### TASK GOAL
Search the listing for the word "true". Copy every line where it is found.

### RECORDS SUPPLIED

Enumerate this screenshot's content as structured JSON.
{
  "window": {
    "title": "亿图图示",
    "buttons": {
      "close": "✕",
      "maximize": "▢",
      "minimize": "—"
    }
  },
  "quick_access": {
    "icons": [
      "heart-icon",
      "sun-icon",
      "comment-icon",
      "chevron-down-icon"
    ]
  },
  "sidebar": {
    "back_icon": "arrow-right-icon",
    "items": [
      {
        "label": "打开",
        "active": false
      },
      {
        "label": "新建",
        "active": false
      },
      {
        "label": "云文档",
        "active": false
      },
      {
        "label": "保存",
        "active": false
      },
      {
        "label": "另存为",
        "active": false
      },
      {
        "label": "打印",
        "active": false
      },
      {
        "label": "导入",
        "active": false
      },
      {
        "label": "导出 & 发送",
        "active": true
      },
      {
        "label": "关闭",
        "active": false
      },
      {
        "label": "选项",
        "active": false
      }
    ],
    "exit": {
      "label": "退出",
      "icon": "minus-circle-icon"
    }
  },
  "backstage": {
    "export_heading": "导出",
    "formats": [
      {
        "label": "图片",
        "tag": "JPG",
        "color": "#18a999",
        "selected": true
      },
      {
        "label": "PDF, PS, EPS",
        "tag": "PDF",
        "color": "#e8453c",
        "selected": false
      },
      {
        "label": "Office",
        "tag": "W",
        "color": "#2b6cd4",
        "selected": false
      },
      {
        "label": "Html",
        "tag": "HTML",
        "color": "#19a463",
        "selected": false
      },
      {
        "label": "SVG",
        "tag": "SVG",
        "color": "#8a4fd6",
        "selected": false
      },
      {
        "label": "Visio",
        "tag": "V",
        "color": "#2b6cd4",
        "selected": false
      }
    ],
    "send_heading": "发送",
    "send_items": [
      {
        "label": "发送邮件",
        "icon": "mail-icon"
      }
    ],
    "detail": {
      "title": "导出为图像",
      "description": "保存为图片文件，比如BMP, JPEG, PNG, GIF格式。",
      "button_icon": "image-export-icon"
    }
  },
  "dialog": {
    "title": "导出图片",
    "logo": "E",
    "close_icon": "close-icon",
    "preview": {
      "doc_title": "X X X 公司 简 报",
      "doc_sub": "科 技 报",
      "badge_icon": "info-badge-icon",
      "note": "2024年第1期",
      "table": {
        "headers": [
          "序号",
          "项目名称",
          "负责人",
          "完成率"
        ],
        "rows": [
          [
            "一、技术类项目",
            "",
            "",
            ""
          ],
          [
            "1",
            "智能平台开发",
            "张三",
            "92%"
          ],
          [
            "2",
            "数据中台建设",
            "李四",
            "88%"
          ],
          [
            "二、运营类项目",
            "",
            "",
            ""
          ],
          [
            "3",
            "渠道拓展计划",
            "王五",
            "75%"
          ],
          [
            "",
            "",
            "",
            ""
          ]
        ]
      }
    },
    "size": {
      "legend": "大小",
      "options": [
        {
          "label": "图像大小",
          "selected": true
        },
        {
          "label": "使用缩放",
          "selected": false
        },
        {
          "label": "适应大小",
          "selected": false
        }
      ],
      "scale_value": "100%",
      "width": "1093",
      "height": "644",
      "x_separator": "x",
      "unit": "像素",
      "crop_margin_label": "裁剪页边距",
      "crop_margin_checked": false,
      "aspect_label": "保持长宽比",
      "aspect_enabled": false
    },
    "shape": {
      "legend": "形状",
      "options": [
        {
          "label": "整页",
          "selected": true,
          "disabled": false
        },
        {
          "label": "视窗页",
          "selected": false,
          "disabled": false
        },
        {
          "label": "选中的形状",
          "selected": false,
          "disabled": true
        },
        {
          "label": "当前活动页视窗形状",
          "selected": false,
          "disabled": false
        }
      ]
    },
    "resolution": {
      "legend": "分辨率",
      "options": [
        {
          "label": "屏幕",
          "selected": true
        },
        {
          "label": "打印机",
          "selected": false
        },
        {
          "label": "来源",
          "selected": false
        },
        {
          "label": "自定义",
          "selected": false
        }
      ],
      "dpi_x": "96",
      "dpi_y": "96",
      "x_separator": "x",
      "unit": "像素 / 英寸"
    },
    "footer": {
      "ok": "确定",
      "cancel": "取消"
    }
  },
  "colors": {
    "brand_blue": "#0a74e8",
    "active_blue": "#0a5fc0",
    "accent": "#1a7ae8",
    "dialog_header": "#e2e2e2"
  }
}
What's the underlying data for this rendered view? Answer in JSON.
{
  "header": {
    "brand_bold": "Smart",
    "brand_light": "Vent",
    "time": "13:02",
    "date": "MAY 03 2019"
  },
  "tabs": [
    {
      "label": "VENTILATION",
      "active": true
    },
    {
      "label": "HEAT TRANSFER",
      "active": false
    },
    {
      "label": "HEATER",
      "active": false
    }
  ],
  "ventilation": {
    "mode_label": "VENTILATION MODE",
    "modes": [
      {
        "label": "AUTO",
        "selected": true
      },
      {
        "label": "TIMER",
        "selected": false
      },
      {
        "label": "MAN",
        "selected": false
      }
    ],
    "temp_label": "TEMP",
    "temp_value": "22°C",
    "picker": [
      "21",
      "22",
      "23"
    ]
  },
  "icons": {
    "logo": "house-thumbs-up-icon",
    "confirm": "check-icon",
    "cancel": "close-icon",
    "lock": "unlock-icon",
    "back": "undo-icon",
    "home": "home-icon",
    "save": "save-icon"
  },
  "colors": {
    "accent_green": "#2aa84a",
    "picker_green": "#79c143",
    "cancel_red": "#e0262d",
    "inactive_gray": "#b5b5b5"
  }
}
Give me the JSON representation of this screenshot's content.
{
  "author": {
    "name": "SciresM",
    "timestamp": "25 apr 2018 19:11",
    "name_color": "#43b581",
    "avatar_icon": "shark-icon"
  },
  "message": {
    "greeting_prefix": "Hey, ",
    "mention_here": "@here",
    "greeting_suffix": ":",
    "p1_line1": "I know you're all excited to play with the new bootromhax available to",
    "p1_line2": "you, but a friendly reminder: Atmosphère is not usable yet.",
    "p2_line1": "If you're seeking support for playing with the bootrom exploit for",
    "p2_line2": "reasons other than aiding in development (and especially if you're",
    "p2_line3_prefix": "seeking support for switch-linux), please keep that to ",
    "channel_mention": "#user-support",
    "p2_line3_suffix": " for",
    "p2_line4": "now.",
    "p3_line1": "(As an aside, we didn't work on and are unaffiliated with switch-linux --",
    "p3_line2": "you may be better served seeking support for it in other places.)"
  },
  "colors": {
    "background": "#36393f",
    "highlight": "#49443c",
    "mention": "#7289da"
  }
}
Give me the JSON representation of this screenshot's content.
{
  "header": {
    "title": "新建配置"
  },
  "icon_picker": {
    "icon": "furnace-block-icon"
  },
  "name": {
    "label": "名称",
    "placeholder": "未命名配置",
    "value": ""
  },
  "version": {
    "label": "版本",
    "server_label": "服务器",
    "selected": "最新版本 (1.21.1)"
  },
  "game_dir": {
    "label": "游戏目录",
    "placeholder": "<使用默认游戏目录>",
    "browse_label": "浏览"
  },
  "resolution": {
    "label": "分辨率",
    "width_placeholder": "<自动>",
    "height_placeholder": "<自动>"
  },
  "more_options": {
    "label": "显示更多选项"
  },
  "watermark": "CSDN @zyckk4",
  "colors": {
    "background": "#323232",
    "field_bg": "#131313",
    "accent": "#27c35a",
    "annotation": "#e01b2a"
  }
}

### RESPONSE BELOW
        "active": true
        "selected": true
          "selected": true
          "selected": true,
          "disabled": true
          "selected": true
      "active": true
        "selected": true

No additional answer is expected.